When is a transfer not a transfer?
When it wasn’t equalised – doh! OK, yes it was still a transfer, but the latest ruling by Mr Justice Morgan in the Lloyds Bank GMP equalisation saga is bound to cause yet more headaches for schemes already trying to grapple with the outcome of the first judgment over two years ago!
GMP equalisation and transfers-out – in a nutshell
There’s a whole set of different considerations for bulk transfers, but looking at individual transfers paid out of a scheme, what did the latest judgment conclude?
For statutory transfers:
- Trustees owed a duty to those transferring members to pay a CETV which was calculated correctly – essentially it should have been paid on an equalised basis
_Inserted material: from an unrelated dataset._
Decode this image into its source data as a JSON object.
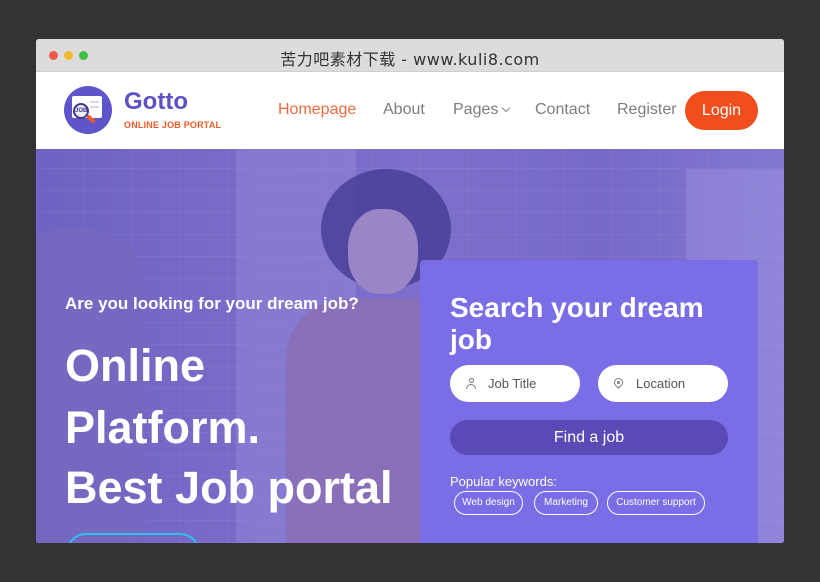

- Transferring members who received an unequal CETV have a right (which is not time-barred) to make the transferring scheme pay a top-up – ideally to the scheme that received the CETV but it may be possible to agree an alternative form of compensation if that’s not possible
- Trustees must be “proactive” in addressing the issue.
Conversely, for non-statutory transfers, it may be that the transfer did fully extinguish the transferring member’s rights under the scheme.
So, step 1 for trustees will be to identify individual (unequalised) transfers which were paid out of the scheme on (i) a statutory basis and (ii) a non-statutory basis.
OK, but what does “proactive” even mean?
Well that’s the million-dollar question isn’t it! In the judgment “proactive” meant taking active steps to identify past transfer shortfalls and then equalising them. No specific timescale was mentioned, but doing nothing, in the hope that no-one would make a claim and the issue would go away, isn’t an option.
But what does that mean in practice? I’m going to sound like a typical lawyer when I say that what’s reasonable and appropriate in the circumstances will be scheme specific. Industry practice will likely develop over time but, at the very least, trustees should carry out initial fact-finding to work out how many individual transfers-out could be in scope for correction and possible amounts involved.
Once the initial audit of historic transfers has been completed, trustees will need to think about what further action they should take. Where the information available on scheme records is limited, they might decide to carry out a cost/benefit analysis to reach a conclusion on what next steps are appropriate and proportionate in their circumstances. In the latest judgment, Mr Justice Morgan was asked not to consider cost/benefit questions, because the parties had agreed that the Trustee should decide what to do. He went on to say –
“In these circumstances, all that I can usefully say is that the Trustee does need to be proactive in that it must consider the rights and obligations which I have identified, the remedies available to members and the absence of a time bar and then determine what to do.”
The usual principles of good governance will be key here – trustees will need to take account of relevant factors (and ignore irrelevant ones) in their decision-making, and then make sure that they have a clear paper trail recording all decisions reached as part of the process.
As always, we’re here to help trustees navigate this new tricky GMP equalisation path!